Eric was married with two children. Life at home was good, and he considered his relationship with his wife to be healthy. They frequently spent time together and intimacy between the two of them was good. He never considered having an affair or needing to affair-proof his marriage until he faced a potentially compromising situation with a co-worker.
“Contrary to popular belief, most people do not set out to have an affair,” says Dr. Shirley Glass, infidelity expert and author of Not “Just Friends”: Rebuilding Trust and Recovering Your Sanity After Infidelity. “Eric’s situation is all too common. It is faulty thinking to believe that being attracted to someone else means something is wrong at home. It is possible to be attracted to somebody else, even if you have a good marriage.”
Appropriate Boundaries Are Important for Affair-Proofing Your Marriage

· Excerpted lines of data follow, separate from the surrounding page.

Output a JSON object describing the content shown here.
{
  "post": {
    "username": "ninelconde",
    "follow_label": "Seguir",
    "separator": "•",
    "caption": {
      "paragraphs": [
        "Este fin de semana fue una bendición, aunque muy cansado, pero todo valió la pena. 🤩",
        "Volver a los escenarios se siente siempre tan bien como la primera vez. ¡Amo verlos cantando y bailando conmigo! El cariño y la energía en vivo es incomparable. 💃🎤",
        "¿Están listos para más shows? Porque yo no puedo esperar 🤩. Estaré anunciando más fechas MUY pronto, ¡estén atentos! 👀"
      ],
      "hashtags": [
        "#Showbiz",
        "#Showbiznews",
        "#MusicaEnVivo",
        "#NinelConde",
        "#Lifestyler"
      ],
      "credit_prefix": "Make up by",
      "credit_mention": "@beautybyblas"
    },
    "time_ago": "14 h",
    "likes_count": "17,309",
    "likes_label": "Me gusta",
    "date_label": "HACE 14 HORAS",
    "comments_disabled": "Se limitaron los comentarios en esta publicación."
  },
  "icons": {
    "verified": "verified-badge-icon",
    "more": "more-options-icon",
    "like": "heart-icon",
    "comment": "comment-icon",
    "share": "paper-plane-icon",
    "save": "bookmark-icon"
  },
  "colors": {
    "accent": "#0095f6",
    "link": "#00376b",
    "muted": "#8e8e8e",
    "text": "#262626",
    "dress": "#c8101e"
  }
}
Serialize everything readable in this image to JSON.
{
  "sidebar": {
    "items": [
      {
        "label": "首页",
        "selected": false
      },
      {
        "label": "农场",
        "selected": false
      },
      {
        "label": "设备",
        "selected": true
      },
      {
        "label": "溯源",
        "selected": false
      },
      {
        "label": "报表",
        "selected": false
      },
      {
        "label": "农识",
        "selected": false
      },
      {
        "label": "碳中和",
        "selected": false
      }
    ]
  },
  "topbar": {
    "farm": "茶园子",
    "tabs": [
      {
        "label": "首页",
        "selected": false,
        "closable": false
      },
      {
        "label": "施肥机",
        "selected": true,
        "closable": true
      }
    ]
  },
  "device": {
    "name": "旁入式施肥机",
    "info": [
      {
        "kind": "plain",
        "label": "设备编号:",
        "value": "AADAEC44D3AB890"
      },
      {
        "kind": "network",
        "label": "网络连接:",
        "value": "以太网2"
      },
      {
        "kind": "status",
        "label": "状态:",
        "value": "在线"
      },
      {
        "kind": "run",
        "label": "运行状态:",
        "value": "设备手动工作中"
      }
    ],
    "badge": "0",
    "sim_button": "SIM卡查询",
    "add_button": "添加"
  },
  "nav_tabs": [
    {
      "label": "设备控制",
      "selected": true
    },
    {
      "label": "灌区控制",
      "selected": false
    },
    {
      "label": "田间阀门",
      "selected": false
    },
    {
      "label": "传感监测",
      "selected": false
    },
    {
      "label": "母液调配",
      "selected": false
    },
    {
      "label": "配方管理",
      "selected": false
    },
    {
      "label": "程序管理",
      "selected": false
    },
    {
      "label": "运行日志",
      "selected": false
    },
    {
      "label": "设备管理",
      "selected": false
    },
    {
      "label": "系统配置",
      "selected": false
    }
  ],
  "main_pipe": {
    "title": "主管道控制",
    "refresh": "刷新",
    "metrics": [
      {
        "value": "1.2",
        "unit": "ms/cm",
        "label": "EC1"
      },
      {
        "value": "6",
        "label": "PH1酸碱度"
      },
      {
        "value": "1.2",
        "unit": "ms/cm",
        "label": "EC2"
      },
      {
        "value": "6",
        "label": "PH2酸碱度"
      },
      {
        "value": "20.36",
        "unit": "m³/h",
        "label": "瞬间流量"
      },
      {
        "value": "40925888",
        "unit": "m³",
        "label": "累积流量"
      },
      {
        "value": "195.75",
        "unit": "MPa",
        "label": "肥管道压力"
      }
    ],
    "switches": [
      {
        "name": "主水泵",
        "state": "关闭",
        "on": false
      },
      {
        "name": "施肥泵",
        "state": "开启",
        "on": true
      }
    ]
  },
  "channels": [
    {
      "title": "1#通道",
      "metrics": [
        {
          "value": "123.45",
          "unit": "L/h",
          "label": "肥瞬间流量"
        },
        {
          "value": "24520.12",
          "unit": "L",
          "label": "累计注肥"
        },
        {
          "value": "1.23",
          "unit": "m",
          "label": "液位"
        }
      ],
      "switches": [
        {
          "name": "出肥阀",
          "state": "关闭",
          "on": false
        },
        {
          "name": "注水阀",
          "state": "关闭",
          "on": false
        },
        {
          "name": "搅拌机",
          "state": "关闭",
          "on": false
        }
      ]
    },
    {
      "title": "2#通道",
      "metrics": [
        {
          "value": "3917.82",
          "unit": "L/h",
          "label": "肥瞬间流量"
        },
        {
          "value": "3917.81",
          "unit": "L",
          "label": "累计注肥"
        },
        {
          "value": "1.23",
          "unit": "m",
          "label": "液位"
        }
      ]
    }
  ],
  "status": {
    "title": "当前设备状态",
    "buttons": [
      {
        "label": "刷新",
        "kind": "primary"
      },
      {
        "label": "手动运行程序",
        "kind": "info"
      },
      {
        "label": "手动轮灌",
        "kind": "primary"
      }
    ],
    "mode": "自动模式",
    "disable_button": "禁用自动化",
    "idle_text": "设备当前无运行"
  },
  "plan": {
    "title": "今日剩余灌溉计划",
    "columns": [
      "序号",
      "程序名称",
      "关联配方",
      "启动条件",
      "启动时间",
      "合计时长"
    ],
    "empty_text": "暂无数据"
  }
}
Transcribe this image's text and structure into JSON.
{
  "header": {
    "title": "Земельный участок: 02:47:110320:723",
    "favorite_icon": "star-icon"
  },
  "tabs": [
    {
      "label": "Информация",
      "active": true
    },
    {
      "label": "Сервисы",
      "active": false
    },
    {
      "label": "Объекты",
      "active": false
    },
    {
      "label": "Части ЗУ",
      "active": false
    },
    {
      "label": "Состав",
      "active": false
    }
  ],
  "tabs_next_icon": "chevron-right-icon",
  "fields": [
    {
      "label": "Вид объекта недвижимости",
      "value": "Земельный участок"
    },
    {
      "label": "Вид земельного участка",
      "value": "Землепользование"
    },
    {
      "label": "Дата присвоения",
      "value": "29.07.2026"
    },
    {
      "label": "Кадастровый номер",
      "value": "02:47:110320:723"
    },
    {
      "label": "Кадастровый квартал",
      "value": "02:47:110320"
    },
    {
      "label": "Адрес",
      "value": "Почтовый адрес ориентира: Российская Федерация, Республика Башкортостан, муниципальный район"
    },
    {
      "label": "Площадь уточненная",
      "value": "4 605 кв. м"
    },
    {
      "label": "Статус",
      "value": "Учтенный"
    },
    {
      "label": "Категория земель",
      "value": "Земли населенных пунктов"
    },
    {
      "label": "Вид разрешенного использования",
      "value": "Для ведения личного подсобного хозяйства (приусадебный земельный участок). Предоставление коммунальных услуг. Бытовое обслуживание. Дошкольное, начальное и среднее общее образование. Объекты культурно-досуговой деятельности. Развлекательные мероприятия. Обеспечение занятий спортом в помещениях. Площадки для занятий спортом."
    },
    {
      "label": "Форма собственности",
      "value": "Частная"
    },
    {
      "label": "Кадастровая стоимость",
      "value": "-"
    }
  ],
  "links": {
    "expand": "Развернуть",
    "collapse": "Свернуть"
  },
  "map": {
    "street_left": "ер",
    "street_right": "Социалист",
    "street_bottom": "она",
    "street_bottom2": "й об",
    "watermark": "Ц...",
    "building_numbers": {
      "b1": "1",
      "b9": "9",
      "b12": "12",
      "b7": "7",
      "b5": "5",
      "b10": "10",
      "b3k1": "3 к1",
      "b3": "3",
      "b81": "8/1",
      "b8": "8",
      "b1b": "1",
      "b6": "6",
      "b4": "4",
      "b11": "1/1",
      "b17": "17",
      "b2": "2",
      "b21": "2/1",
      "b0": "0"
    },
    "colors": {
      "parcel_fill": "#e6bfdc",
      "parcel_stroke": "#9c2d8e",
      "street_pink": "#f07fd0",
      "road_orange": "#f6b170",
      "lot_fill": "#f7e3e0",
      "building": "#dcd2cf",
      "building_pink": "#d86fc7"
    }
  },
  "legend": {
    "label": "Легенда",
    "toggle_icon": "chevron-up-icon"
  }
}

“The single most important protector against an affair is appropriate boundaries,” Glass says. “In a culture where men and women are working so closely, you must make sure you are not creating opportunities for an affair to occur. Especially at a time when you might be vulnerable—like right after a fight with your spouse. One of the most common doorways into an affair is where a man and woman who are ‘just friends’ innocently begin to discuss problems in their primary relationship. They are doing their marriage work with someone who might not be a friend to the marriage.”
According to research, 25 percent of women and 40 percent of men will have an extramarital affair at some point.
Glass says that openness, honesty and self-disclosure defines intimacy in marriage. Anything that interferes with that creates walls of secrecy and should be a signal of looming danger. For example, meeting the same person every morning for breakfast in a public place without telling your spouse creates a wall of secrecy in your marriage. If you’re uncomfortable talking with your spouse about it, that’s a warning sign.
Interestingly, only 10 percent of people who leave a marriage for their affair partner actually end up with them. Many say they wish the affair had never happened and that they had worked on their marriage instead.
So, how can you guard against an affair?
- Establish clear boundaries.
- Stay connected to each other and keep the lines of communication open.
- Instead of creating walls of secrecy, talk with your spouse. Eric came home to his wife and told her about what happened with his co-worker. They were able to talk openly about strategies for clearer boundaries. This strengthened their relationship.
- If you feel attracted to someone else, never let them know.
- Watch out for outside influences that encourage infidelity. For example, avoid an environment where other people are fooling around. Be on guard at business socials where drinking and dancing happen and spouses aren’t present.
- If you have experienced infidelity in your marriage, it’s possible to survive it and be stronger than before. Unfortunately, it takes time for the wounds of betrayal to heal, and both parties must be willing to work together to move the marriage forward.
If you are working through infidelity, Glass recommends the following:
- Stop the affair. The betrayed person cannot begin to heal until the affair is over.
- Replace deception with honesty. The person who had the affair must agree to be accountable and create a safe and open environment by letting their partner know where they are.
- Because someone has violated trust, you must tell the story of the affair. The only way to tear down the wall of deception is to have an open window – no secrets. Usually, partners want all of the details. They need to put all of the missing pieces together and ask questions. The partner who had the affair must be patient, understanding and willing to share information. This is one way to rebuild intimacy.
- Identify vulnerabilities in your relationship and begin to work on them.
- Discuss what faithfulness and commitment mean to you. Just because a relationship is not sexual does not mean you are not having an emotional affair.
- Understand that this is a very difficult process and you may need professional help to work through your issues.
Eric was able to take a potentially harmful situation and turn it into one that fostered more open communication and trust in his marriage. The window of openness and the sharing of uncomfortable situations actually builds a marriage up instead of tearing it down.
***If you or someone you know is in an abusive relationship, contact the National Hotline for Domestic Abuse. At this link, you can access a private chat with someone who can help you 24/7. If you fear your computer or device is being monitored, call the hotline 24/7 at: 1−800−799−7233. For a clear understanding of what defines an abusive relationship, click here.***